■ WHAT TO DO ■
For each line of the data below, test for "colors". Report only the number of lines that pass.

■ Dataset excerpts ■
[Start of section]
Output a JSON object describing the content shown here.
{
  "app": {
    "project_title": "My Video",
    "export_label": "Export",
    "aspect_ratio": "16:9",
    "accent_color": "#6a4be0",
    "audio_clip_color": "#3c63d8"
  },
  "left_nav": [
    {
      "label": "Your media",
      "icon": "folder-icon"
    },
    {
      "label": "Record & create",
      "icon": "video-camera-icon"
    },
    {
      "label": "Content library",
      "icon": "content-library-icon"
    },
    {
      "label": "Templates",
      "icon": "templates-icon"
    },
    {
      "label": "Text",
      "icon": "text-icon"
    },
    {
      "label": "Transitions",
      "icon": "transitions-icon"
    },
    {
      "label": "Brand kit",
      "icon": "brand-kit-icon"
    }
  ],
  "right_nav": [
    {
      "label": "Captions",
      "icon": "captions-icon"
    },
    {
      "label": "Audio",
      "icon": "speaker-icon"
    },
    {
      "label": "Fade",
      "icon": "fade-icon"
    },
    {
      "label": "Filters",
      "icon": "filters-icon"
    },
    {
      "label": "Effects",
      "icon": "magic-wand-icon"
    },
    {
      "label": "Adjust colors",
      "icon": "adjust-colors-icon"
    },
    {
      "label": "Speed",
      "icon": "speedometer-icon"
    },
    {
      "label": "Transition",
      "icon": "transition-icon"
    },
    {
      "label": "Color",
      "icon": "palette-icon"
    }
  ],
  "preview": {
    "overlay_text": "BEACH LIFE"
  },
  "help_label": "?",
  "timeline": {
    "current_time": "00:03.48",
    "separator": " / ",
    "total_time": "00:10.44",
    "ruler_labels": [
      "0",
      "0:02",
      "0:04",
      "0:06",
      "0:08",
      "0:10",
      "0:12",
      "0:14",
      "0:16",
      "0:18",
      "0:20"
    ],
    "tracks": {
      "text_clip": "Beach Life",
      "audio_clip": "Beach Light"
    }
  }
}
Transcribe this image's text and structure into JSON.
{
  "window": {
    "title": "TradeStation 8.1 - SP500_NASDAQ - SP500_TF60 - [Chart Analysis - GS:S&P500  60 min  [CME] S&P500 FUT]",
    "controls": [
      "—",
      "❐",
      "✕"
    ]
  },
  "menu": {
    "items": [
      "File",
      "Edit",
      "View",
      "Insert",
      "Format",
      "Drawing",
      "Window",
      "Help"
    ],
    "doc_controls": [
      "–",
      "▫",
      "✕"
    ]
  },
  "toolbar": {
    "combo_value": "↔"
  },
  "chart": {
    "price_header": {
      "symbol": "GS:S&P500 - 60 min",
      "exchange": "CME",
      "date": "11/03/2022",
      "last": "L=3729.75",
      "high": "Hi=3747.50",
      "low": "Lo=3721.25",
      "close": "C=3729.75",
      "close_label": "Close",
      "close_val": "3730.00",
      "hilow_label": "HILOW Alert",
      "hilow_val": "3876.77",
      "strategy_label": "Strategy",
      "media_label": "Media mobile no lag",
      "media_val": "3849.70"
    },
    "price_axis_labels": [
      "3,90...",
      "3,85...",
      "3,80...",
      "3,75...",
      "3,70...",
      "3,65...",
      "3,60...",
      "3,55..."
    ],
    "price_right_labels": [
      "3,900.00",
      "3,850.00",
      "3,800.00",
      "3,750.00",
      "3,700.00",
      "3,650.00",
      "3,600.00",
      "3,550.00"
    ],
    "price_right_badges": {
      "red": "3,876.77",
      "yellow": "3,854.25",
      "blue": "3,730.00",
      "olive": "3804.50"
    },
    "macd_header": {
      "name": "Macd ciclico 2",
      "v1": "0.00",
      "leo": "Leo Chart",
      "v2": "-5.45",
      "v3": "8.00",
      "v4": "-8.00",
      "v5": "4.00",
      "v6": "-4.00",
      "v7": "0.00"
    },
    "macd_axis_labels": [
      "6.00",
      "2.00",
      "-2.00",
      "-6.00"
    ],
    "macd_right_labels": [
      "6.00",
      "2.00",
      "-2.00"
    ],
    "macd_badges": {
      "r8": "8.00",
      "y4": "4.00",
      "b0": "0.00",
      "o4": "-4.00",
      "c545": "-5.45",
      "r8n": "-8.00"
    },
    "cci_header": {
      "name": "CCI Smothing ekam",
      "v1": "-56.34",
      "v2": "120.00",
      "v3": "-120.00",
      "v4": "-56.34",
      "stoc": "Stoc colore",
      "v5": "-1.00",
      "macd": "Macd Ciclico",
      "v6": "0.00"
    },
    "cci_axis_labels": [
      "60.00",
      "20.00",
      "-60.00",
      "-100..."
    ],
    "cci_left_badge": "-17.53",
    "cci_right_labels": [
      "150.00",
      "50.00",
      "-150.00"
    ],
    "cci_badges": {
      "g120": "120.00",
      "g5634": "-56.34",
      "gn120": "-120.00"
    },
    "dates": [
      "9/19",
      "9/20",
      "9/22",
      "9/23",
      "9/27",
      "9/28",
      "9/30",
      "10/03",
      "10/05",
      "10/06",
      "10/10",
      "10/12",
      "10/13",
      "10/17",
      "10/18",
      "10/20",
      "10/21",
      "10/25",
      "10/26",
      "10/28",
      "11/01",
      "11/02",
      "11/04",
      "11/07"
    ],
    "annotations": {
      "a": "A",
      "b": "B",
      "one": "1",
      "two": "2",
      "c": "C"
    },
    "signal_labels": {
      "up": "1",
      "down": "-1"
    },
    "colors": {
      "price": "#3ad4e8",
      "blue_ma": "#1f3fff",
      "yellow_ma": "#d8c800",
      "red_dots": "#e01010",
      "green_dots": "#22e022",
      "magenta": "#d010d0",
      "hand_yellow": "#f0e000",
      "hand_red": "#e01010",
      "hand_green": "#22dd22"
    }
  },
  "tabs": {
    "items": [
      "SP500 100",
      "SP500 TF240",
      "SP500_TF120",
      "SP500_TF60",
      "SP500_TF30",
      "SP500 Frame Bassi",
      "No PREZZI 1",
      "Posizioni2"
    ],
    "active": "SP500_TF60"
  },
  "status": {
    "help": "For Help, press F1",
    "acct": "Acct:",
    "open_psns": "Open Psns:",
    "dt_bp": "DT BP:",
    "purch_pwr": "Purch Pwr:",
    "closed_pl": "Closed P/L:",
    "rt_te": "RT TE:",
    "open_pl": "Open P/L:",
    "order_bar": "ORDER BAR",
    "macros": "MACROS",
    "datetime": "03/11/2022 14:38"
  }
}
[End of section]
■ RESPONSE BELOW ■
3